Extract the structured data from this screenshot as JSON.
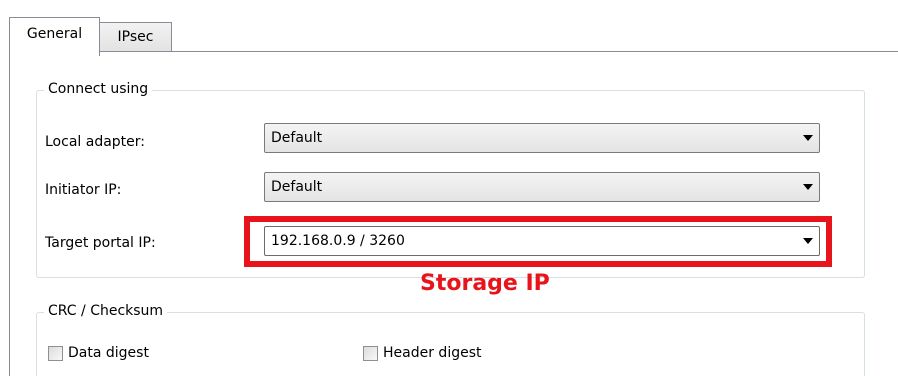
{
  "tabs": [
    {
      "label": "General",
      "selected": true
    },
    {
      "label": "IPsec",
      "selected": false
    }
  ],
  "connect_group": {
    "title": "Connect using",
    "fields": [
      {
        "label": "Local adapter:",
        "value": "Default"
      },
      {
        "label": "Initiator IP:",
        "value": "Default"
      },
      {
        "label": "Target portal IP:",
        "value": "192.168.0.9 / 3260"
      }
    ]
  },
  "annotation": {
    "text": "Storage IP",
    "color": "#e8141b"
  },
  "crc_group": {
    "title": "CRC / Checksum",
    "checkboxes": [
      {
        "label": "Data digest",
        "checked": false
      },
      {
        "label": "Header digest",
        "checked": false
      }
    ]
  },
  "icons": {
    "dropdown": "chevron-down-icon"
  }
}
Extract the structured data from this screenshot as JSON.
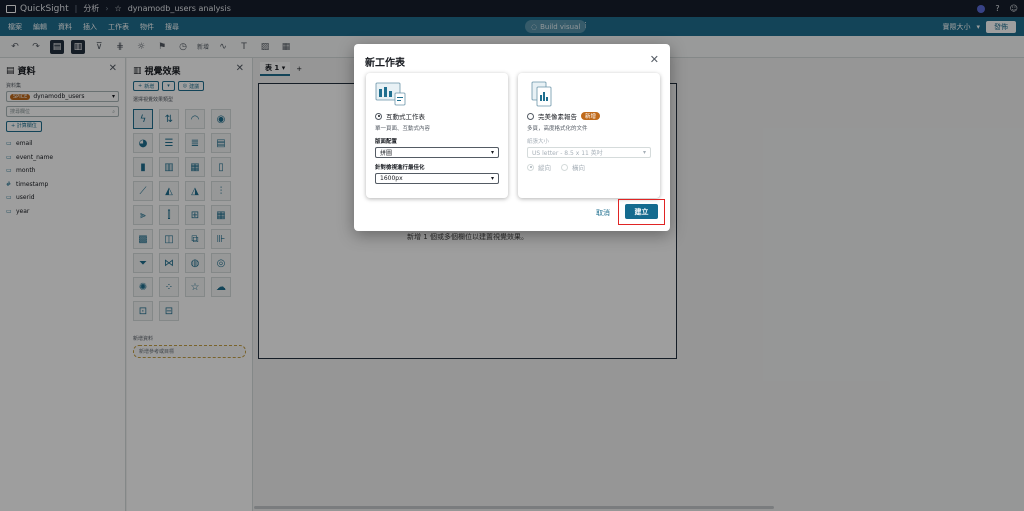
{
  "topbar": {
    "app_name": "QuickSight",
    "breadcrumb_analysis": "分析",
    "breadcrumb_name": "dynamodb_users analysis"
  },
  "menubar": {
    "items": [
      "檔案",
      "編輯",
      "資料",
      "插入",
      "工作表",
      "物件",
      "搜尋"
    ],
    "build_visual": "Build visual",
    "zoom_label": "實際大小",
    "share_label": "發佈"
  },
  "toolbar": {
    "label_new": "新增"
  },
  "data_panel": {
    "title": "資料",
    "dataset_label": "資料集",
    "spice_badge": "SPICE",
    "dataset_name": "dynamodb_users",
    "search_placeholder": "搜尋欄位",
    "add_calc_field": "計算欄位",
    "fields": [
      {
        "icon": "dimension",
        "name": "email"
      },
      {
        "icon": "dimension",
        "name": "event_name"
      },
      {
        "icon": "dimension",
        "name": "month"
      },
      {
        "icon": "measure",
        "name": "timestamp"
      },
      {
        "icon": "dimension",
        "name": "userid"
      },
      {
        "icon": "dimension",
        "name": "year"
      }
    ]
  },
  "visual_panel": {
    "title": "視覺效果",
    "add_label": "新增",
    "suggest_label": "建議",
    "types_label": "選擇視覺效果類型",
    "reference_label": "新增資料",
    "reference_placeholder": "新增參考或目標"
  },
  "canvas": {
    "tab_label": "表 1",
    "empty_message": "新增 1 個或多個欄位以建置視覺效果。"
  },
  "modal": {
    "title": "新工作表",
    "interactive": {
      "label": "互動式工作表",
      "description": "單一頁面、互動式內容",
      "layout_label": "版面配置",
      "layout_value": "拼圖",
      "optimize_label": "針對檢視進行最佳化",
      "optimize_value": "1600px"
    },
    "pixel": {
      "label": "完美像素報告",
      "new_badge": "新增",
      "description": "多頁，高度格式化的文件",
      "paper_label": "紙張大小",
      "paper_value": "US letter - 8.5 x 11 英吋",
      "portrait": "縱向",
      "landscape": "橫向"
    },
    "cancel": "取消",
    "create": "建立"
  }
}
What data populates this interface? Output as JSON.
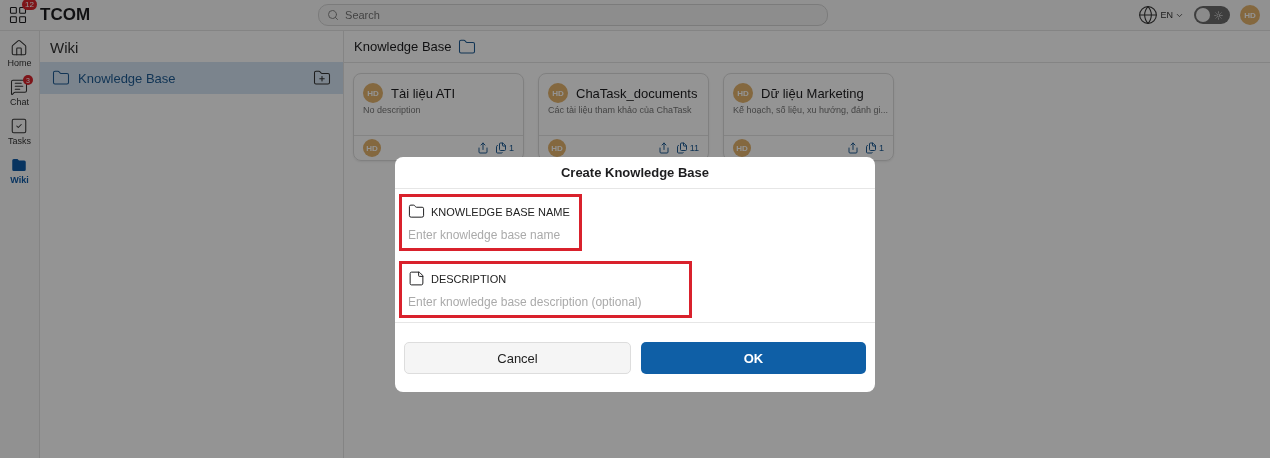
{
  "app": {
    "name": "TCOM",
    "apps_badge": "12"
  },
  "search": {
    "placeholder": "Search"
  },
  "topbar": {
    "language": "EN",
    "dark_mode": false,
    "avatar": "HD"
  },
  "nav": [
    {
      "kind": "home",
      "label": "Home",
      "selected": false
    },
    {
      "kind": "chat",
      "label": "Chat",
      "badge": "3",
      "selected": false
    },
    {
      "kind": "tasks",
      "label": "Tasks",
      "selected": false
    },
    {
      "kind": "wiki",
      "label": "Wiki",
      "selected": true
    }
  ],
  "sidebar": {
    "title": "Wiki",
    "items": [
      {
        "label": "Knowledge Base",
        "selected": true
      }
    ]
  },
  "breadcrumb": "Knowledge Base",
  "cards": [
    {
      "title": "Tài liệu ATI",
      "avatar": "HD",
      "description": "No description",
      "owner": "HD",
      "count": "1"
    },
    {
      "title": "ChaTask_documents",
      "avatar": "HD",
      "description": "Các tài liệu tham khảo của ChaTask",
      "owner": "HD",
      "count": "11"
    },
    {
      "title": "Dữ liệu Marketing",
      "avatar": "HD",
      "description": "Kế hoạch, số liệu, xu hướng, đánh gi...",
      "owner": "HD",
      "count": "1"
    }
  ],
  "dialog": {
    "title": "Create Knowledge Base",
    "fields": [
      {
        "kind": "name",
        "label": "KNOWLEDGE BASE NAME",
        "placeholder": "Enter knowledge base name",
        "highlighted": true
      },
      {
        "kind": "description",
        "label": "DESCRIPTION",
        "placeholder": "Enter knowledge base description (optional)",
        "highlighted": true
      }
    ],
    "buttons": [
      {
        "kind": "secondary",
        "label": "Cancel"
      },
      {
        "kind": "primary",
        "label": "OK"
      }
    ]
  }
}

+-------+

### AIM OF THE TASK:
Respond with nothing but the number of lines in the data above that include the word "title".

### ANSWER SECTION:
10